The scientists recruited approximately 200 bank employees, 128 from a large international bank and 80 from other banks. Each person was then randomly assigned to one of two experimental conditions. In the experimental group, the participants were reminded of their occupational role and the associated behavioral norms with appropriate questions. In contrast, the subjects in the control group were reminded of their non-occupational role in their leisure time and the associated norms. Subsequently, all participants completed a task that would allow them to increase their income by up to two hundred US dollars if they behaved dishonestly. The result was that bank employees in the experimental group, where their occupational role in the banking sector was made salient, behaved significantly more dishonestly.
A very similar study was then conducted with employees from various other industries. In this case as well, either the employees’ occupational roles or those associated with leisure time were activated.
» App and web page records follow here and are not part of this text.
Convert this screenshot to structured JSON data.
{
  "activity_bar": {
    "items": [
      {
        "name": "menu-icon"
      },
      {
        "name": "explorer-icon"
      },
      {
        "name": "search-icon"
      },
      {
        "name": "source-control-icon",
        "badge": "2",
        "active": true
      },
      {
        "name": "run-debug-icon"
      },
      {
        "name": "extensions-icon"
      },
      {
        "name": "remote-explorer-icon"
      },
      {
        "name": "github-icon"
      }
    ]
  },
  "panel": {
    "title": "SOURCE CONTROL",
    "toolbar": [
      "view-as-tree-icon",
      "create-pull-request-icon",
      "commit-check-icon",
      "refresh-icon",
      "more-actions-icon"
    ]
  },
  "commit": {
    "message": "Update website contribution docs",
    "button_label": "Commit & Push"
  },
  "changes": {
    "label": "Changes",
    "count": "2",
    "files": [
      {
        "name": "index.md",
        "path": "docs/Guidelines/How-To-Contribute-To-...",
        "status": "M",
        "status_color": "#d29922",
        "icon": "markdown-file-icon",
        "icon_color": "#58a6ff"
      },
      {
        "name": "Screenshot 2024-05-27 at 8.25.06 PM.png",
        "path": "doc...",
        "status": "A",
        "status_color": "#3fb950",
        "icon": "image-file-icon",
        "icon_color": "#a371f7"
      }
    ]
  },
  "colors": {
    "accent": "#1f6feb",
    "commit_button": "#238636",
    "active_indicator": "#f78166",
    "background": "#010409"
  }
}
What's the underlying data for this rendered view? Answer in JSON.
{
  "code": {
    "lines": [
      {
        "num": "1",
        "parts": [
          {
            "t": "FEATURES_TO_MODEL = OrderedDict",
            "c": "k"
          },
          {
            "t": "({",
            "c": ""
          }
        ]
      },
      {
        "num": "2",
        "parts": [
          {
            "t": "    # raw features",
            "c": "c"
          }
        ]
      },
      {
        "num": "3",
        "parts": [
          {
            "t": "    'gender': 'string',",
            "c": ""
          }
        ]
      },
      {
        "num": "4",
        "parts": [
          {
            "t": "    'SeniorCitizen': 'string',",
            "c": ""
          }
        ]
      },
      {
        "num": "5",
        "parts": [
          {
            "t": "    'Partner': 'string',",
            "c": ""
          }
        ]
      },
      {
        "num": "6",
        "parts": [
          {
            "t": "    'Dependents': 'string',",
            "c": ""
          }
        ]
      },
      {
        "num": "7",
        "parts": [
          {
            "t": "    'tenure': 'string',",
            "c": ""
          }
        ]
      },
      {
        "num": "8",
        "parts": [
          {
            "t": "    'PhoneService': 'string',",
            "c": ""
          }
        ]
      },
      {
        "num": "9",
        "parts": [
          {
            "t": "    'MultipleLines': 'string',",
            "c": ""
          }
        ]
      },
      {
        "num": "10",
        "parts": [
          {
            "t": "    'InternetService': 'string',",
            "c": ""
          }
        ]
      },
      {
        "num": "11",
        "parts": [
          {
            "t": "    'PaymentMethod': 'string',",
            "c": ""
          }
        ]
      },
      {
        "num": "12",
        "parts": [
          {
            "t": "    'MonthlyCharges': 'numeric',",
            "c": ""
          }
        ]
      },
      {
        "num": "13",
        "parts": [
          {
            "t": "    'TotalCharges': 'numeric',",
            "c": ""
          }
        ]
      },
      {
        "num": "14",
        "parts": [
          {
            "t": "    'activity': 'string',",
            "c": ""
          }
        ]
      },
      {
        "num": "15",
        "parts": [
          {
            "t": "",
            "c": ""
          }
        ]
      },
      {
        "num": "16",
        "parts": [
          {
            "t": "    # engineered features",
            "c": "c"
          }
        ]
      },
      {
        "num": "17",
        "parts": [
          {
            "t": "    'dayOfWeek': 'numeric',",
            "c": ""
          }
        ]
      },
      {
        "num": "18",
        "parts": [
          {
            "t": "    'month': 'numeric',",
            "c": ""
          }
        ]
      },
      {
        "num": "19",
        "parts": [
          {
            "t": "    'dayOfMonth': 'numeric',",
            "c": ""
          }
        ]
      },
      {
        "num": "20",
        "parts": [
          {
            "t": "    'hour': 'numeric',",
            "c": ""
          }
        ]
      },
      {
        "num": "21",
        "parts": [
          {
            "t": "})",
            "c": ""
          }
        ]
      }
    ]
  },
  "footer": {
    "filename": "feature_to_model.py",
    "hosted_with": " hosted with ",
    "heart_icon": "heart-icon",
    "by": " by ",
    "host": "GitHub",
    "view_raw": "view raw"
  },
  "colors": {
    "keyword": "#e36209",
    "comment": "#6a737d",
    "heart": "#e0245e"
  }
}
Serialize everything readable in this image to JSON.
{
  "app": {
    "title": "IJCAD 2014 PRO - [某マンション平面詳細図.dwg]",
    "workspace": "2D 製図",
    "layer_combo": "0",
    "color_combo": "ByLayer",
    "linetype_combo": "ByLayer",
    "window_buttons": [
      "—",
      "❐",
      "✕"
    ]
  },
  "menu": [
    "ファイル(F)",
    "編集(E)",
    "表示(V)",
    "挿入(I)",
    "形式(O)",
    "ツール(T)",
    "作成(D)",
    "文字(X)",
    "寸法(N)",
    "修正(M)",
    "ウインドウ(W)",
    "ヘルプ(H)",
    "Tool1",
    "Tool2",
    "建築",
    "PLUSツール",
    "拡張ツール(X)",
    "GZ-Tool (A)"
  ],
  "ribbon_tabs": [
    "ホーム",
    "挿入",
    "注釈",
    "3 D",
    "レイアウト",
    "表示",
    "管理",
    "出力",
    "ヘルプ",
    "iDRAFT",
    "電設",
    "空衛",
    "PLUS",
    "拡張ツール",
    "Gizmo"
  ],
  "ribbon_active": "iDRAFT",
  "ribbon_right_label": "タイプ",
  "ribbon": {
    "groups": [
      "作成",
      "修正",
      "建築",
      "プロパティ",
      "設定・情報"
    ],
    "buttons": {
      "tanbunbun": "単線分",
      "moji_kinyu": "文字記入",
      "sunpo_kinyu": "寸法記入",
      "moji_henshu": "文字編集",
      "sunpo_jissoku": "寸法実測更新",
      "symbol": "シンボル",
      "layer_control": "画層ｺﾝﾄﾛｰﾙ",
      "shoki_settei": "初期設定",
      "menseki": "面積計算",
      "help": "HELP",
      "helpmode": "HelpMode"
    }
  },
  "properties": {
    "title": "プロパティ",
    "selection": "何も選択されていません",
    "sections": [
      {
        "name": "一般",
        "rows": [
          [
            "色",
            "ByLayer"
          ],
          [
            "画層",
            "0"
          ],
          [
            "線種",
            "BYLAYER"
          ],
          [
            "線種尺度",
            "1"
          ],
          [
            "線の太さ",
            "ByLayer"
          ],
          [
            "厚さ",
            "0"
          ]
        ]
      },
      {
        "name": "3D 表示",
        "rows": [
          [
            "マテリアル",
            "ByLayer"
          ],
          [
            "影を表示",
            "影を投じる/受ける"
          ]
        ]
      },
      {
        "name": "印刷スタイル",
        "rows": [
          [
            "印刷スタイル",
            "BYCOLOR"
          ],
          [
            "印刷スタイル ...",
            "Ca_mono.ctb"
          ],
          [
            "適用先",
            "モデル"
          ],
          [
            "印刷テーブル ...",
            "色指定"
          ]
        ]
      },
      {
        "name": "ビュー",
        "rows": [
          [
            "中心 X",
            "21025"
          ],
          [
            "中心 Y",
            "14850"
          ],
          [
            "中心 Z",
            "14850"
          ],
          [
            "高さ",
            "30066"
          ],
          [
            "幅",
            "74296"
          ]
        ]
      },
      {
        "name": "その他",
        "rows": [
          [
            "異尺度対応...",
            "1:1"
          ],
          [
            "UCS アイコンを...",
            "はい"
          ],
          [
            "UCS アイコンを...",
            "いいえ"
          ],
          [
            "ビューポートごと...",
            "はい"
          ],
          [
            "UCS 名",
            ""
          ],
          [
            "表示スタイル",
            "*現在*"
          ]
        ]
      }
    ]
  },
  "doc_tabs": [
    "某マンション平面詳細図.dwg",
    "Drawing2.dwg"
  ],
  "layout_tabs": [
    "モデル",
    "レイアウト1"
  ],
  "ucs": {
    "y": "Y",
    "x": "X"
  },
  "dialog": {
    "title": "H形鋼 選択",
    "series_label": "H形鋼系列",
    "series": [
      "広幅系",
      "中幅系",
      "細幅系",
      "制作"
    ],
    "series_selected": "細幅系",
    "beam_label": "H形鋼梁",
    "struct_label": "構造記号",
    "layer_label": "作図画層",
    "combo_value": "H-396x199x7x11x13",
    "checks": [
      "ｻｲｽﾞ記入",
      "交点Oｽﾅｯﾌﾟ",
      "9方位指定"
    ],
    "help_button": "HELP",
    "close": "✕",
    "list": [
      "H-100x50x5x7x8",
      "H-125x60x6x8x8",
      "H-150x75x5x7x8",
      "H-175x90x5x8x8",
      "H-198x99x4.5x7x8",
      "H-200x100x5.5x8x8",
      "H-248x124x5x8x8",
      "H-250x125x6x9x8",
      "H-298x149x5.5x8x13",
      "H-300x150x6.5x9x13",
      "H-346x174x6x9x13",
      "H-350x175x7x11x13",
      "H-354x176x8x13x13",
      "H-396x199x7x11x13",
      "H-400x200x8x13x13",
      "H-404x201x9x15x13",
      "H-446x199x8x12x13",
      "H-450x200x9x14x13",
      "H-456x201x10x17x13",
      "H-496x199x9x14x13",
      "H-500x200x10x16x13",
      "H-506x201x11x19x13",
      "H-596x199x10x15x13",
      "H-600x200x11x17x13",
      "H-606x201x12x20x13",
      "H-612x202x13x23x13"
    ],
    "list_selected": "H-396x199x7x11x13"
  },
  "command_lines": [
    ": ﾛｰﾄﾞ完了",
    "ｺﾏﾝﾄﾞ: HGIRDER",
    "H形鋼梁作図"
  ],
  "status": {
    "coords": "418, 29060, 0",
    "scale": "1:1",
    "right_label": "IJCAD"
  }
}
Unlike the bankers, however, the employees in these other industries were not more dishonest when reminded of their occupational role. “Our results suggest that the social norms in the banking sector tend to be more lenient towards dishonest behavior and thus contribute to the reputational loss in the industry,” says Michel Maréchal, Professor for Experimental Economic Research at the University of Zurich.
Social norms that are implicitly more lenient towards dishonesty are problematic, because the people’s trust in bank employees’ behavior is of great importance for the long-term stability of the financial services industry. Alain Cohn, who recently joined the Booth School of Business at the University of Chicago as a postdoctoral scholar, suggests concrete measures that could counteract the problem: “The banks could encourage honest behavior by changing the industry’s implicit social norms. Several experts and supervisory authorities suggest, for example, that bank employees should take a professional oath, similar to the Hippocratic Oath for physicians.” If an oath like this were supported with a corresponding training program in ethics and appropriate financial incentives, this could lead bank employees to focus more strongly on the long-term, social effects of their behavior instead of concentrating on their own, short-term gains.
Trust in others’ honesty is a key component of the long-term performance of firms, industries, and even whole countries1. However, in recent years, numerous scandals involving fraud have undermined confidence in the financial industry. Contemporary commentators have attributed these scandals to the financial sector’s business culture but no scientific evidence supports this claim. Here we show that employees of a large, international bank behave, on average, honestly in a control condition. However, when their professional identity as bank employees is rendered salient, a significant proportion of them become dishonest. This effect is specific to bank employees because control experiments with employees from other industries and with students show that they do not become more dishonest when their professional identity or bank-related items are rendered salient. Our results thus suggest that the prevailing business culture in the banking industry weakens and undermines the honesty norm, implying that measures to re-establish an honest culture are very important.